───── GIVEN RECORDS ─────

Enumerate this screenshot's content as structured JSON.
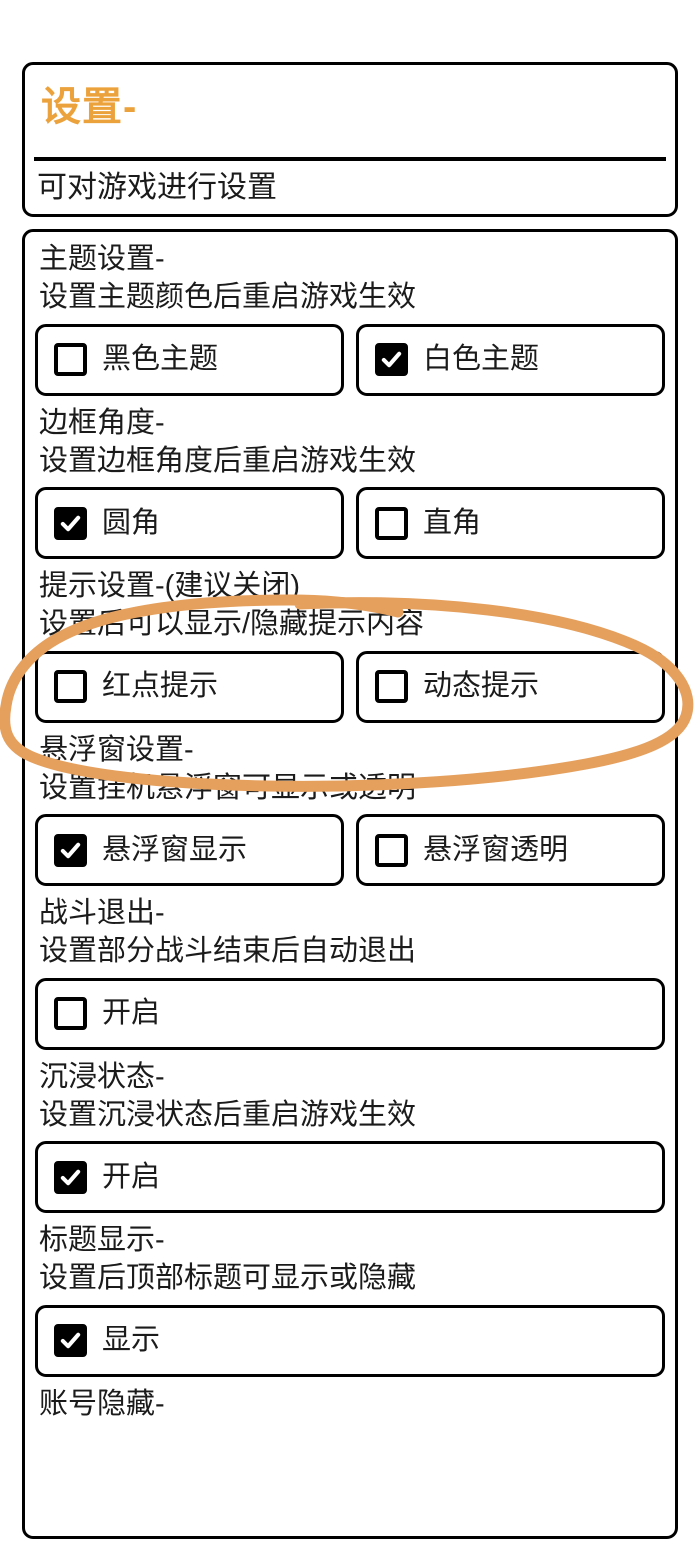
{
  "header": {
    "title": "设置-",
    "subtitle": "可对游戏进行设置",
    "title_color": "#eca23c"
  },
  "annotation": {
    "shape": "hand-drawn-ellipse",
    "color": "#e5a05e",
    "target_section": "提示设置-(建议关闭)"
  },
  "sections": [
    {
      "title": "主题设置-",
      "desc": "设置主题颜色后重启游戏生效",
      "options": [
        {
          "label": "黑色主题",
          "checked": false
        },
        {
          "label": "白色主题",
          "checked": true
        }
      ]
    },
    {
      "title": "边框角度-",
      "desc": "设置边框角度后重启游戏生效",
      "options": [
        {
          "label": "圆角",
          "checked": true
        },
        {
          "label": "直角",
          "checked": false
        }
      ]
    },
    {
      "title": "提示设置-(建议关闭)",
      "desc": "设置后可以显示/隐藏提示内容",
      "options": [
        {
          "label": "红点提示",
          "checked": false
        },
        {
          "label": "动态提示",
          "checked": false
        }
      ]
    },
    {
      "title": "悬浮窗设置-",
      "desc": "设置挂机悬浮窗可显示或透明",
      "options": [
        {
          "label": "悬浮窗显示",
          "checked": true
        },
        {
          "label": "悬浮窗透明",
          "checked": false
        }
      ]
    },
    {
      "title": "战斗退出-",
      "desc": "设置部分战斗结束后自动退出",
      "options": [
        {
          "label": "开启",
          "checked": false
        }
      ]
    },
    {
      "title": "沉浸状态-",
      "desc": "设置沉浸状态后重启游戏生效",
      "options": [
        {
          "label": "开启",
          "checked": true
        }
      ]
    },
    {
      "title": "标题显示-",
      "desc": "设置后顶部标题可显示或隐藏",
      "options": [
        {
          "label": "显示",
          "checked": true
        }
      ]
    },
    {
      "title": "账号隐藏-",
      "desc": "",
      "options": []
    }
  ]
}
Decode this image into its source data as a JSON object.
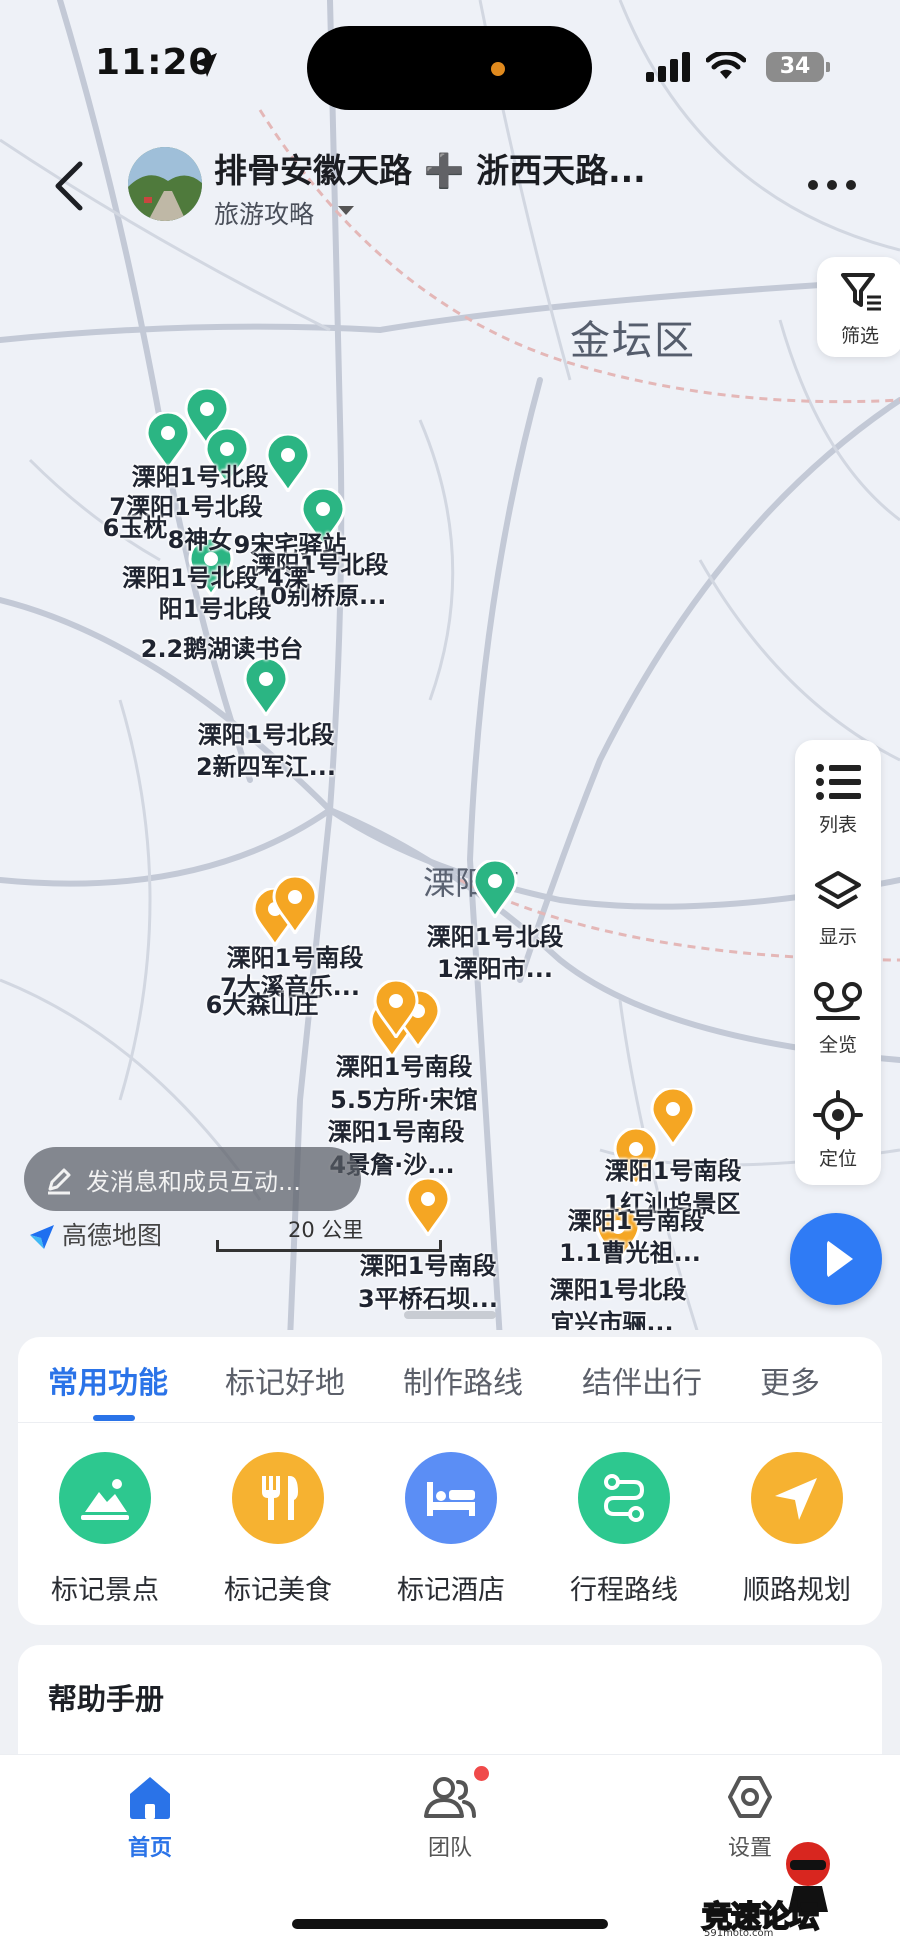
{
  "status_bar": {
    "time": "11:20",
    "battery": "34"
  },
  "header": {
    "title": "排骨安徽天路 ➕ 浙西天路...",
    "subtitle": "旅游攻略"
  },
  "map": {
    "district_label": "金坛区",
    "town_label": "溧阳市",
    "filter_label": "筛选",
    "tools": {
      "list": "列表",
      "layers": "显示",
      "overview": "全览",
      "locate": "定位"
    },
    "chat_placeholder": "发消息和成员互动...",
    "logo_text": "高德地图",
    "scale_text": "20 公里",
    "markers": [
      {
        "color": "green",
        "label": "溧阳1号北段"
      },
      {
        "color": "green",
        "label": "7溧阳1号北段"
      },
      {
        "color": "green",
        "label": "6玉枕"
      },
      {
        "color": "green",
        "label": "8神女"
      },
      {
        "color": "green",
        "label": "9宋宅驿站"
      },
      {
        "color": "green",
        "label": "溧阳1号北段 10别桥原..."
      },
      {
        "color": "green",
        "label": "溧阳1号北段 4溧阳1号北段"
      },
      {
        "color": "green",
        "label": "2.2鹅湖读书台"
      },
      {
        "color": "green",
        "label": "溧阳1号北段"
      },
      {
        "color": "green",
        "label": "2新四军江..."
      },
      {
        "color": "green",
        "label": "溧阳1号北段"
      },
      {
        "color": "green",
        "label": "1溧阳市..."
      },
      {
        "color": "orange",
        "label": "溧阳1号南段"
      },
      {
        "color": "orange",
        "label": "7大溪音乐..."
      },
      {
        "color": "orange",
        "label": "6大森山庄"
      },
      {
        "color": "orange",
        "label": "溧阳1号南段"
      },
      {
        "color": "orange",
        "label": "5.5方所·宋馆"
      },
      {
        "color": "orange",
        "label": "溧阳1号南段"
      },
      {
        "color": "orange",
        "label": "4景詹·沙..."
      },
      {
        "color": "orange",
        "label": "溧阳1号南段"
      },
      {
        "color": "orange",
        "label": "1红汕坞景区"
      },
      {
        "color": "orange",
        "label": "溧阳1号南段"
      },
      {
        "color": "orange",
        "label": "1.1曹光祖..."
      },
      {
        "color": "orange",
        "label": "溧阳1号南段"
      },
      {
        "color": "orange",
        "label": "3平桥石坝..."
      },
      {
        "color": "orange",
        "label": "溧阳1号北段"
      },
      {
        "color": "orange",
        "label": "宜兴市骊..."
      }
    ]
  },
  "panel": {
    "tabs": [
      "常用功能",
      "标记好地",
      "制作路线",
      "结伴出行",
      "更多"
    ],
    "actions": [
      {
        "label": "标记景点",
        "icon": "landscape-icon",
        "color": "#2dc88f"
      },
      {
        "label": "标记美食",
        "icon": "cutlery-icon",
        "color": "#f6b231"
      },
      {
        "label": "标记酒店",
        "icon": "bed-icon",
        "color": "#5b8ef5"
      },
      {
        "label": "行程路线",
        "icon": "route-icon",
        "color": "#2dc88f"
      },
      {
        "label": "顺路规划",
        "icon": "navigate-arrow-icon",
        "color": "#f6b231"
      }
    ],
    "help_title": "帮助手册"
  },
  "tabbar": {
    "home": "首页",
    "team": "团队",
    "settings": "设置"
  },
  "watermark": {
    "text": "竞速论坛",
    "url": "591moto.com"
  },
  "colors": {
    "accent": "#2a73e8",
    "marker_green": "#2bb583",
    "marker_orange": "#f5a623"
  }
}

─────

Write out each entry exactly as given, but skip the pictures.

## OUTPUT FOR THIS TASK:
Enumerate this screenshot's content as structured JSON.
{
  "header": {
    "title": "设置-",
    "subtitle": "可对游戏进行设置",
    "title_color": "#eca23c"
  },
  "annotation": {
    "shape": "hand-drawn-ellipse",
    "color": "#e5a05e",
    "target_section": "提示设置-(建议关闭)"
  },
  "sections": [
    {
      "title": "主题设置-",
      "desc": "设置主题颜色后重启游戏生效",
      "options": [
        {
          "label": "黑色主题",
          "checked": false
        },
        {
          "label": "白色主题",
          "checked": true
        }
      ]
    },
    {
      "title": "边框角度-",
      "desc": "设置边框角度后重启游戏生效",
      "options": [
        {
          "label": "圆角",
          "checked": true
        },
        {
          "label": "直角",
          "checked": false
        }
      ]
    },
    {
      "title": "提示设置-(建议关闭)",
      "desc": "设置后可以显示/隐藏提示内容",
      "options": [
        {
          "label": "红点提示",
          "checked": false
        },
        {
          "label": "动态提示",
          "checked": false
        }
      ]
    },
    {
      "title": "悬浮窗设置-",
      "desc": "设置挂机悬浮窗可显示或透明",
      "options": [
        {
          "label": "悬浮窗显示",
          "checked": true
        },
        {
          "label": "悬浮窗透明",
          "checked": false
        }
      ]
    },
    {
      "title": "战斗退出-",
      "desc": "设置部分战斗结束后自动退出",
      "options": [
        {
          "label": "开启",
          "checked": false
        }
      ]
    },
    {
      "title": "沉浸状态-",
      "desc": "设置沉浸状态后重启游戏生效",
      "options": [
        {
          "label": "开启",
          "checked": true
        }
      ]
    },
    {
      "title": "标题显示-",
      "desc": "设置后顶部标题可显示或隐藏",
      "options": [
        {
          "label": "显示",
          "checked": true
        }
      ]
    },
    {
      "title": "账号隐藏-",
      "desc": "",
      "options": []
    }
  ]
}
Decode this image into its source data as a JSON object.
{
  "status_bar": {
    "time": "11:20",
    "battery": "34"
  },
  "header": {
    "title": "排骨安徽天路 ➕ 浙西天路...",
    "subtitle": "旅游攻略"
  },
  "map": {
    "district_label": "金坛区",
    "town_label": "溧阳市",
    "filter_label": "筛选",
    "tools": {
      "list": "列表",
      "layers": "显示",
      "overview": "全览",
      "locate": "定位"
    },
    "chat_placeholder": "发消息和成员互动...",
    "logo_text": "高德地图",
    "scale_text": "20 公里",
    "markers": [
      {
        "color": "green",
        "label": "溧阳1号北段"
      },
      {
        "color": "green",
        "label": "7溧阳1号北段"
      },
      {
        "color": "green",
        "label": "6玉枕"
      },
      {
        "color": "green",
        "label": "8神女"
      },
      {
        "color": "green",
        "label": "9宋宅驿站"
      },
      {
        "color": "green",
        "label": "溧阳1号北段 10别桥原..."
      },
      {
        "color": "green",
        "label": "溧阳1号北段 4溧阳1号北段"
      },
      {
        "color": "green",
        "label": "2.2鹅湖读书台"
      },
      {
        "color": "green",
        "label": "溧阳1号北段"
      },
      {
        "color": "green",
        "label": "2新四军江..."
      },
      {
        "color": "green",
        "label": "溧阳1号北段"
      },
      {
        "color": "green",
        "label": "1溧阳市..."
      },
      {
        "color": "orange",
        "label": "溧阳1号南段"
      },
      {
        "color": "orange",
        "label": "7大溪音乐..."
      },
      {
        "color": "orange",
        "label": "6大森山庄"
      },
      {
        "color": "orange",
        "label": "溧阳1号南段"
      },
      {
        "color": "orange",
        "label": "5.5方所·宋馆"
      },
      {
        "color": "orange",
        "label": "溧阳1号南段"
      },
      {
        "color": "orange",
        "label": "4景詹·沙..."
      },
      {
        "color": "orange",
        "label": "溧阳1号南段"
      },
      {
        "color": "orange",
        "label": "1红汕坞景区"
      },
      {
        "color": "orange",
        "label": "溧阳1号南段"
      },
      {
        "color": "orange",
        "label": "1.1曹光祖..."
      },
      {
        "color": "orange",
        "label": "溧阳1号南段"
      },
      {
        "color": "orange",
        "label": "3平桥石坝..."
      },
      {
        "color": "orange",
        "label": "溧阳1号北段"
      },
      {
        "color": "orange",
        "label": "宜兴市骊..."
      }
    ]
  },
  "panel": {
    "tabs": [
      "常用功能",
      "标记好地",
      "制作路线",
      "结伴出行",
      "更多"
    ],
    "actions": [
      {
        "label": "标记景点",
        "icon": "landscape-icon",
        "color": "#2dc88f"
      },
      {
        "label": "标记美食",
        "icon": "cutlery-icon",
        "color": "#f6b231"
      },
      {
        "label": "标记酒店",
        "icon": "bed-icon",
        "color": "#5b8ef5"
      },
      {
        "label": "行程路线",
        "icon": "route-icon",
        "color": "#2dc88f"
      },
      {
        "label": "顺路规划",
        "icon": "navigate-arrow-icon",
        "color": "#f6b231"
      }
    ],
    "help_title": "帮助手册"
  },
  "tabbar": {
    "home": "首页",
    "team": "团队",
    "settings": "设置"
  },
  "watermark": {
    "text": "竞速论坛",
    "url": "591moto.com"
  },
  "colors": {
    "accent": "#2a73e8",
    "marker_green": "#2bb583",
    "marker_orange": "#f5a623"
  }
}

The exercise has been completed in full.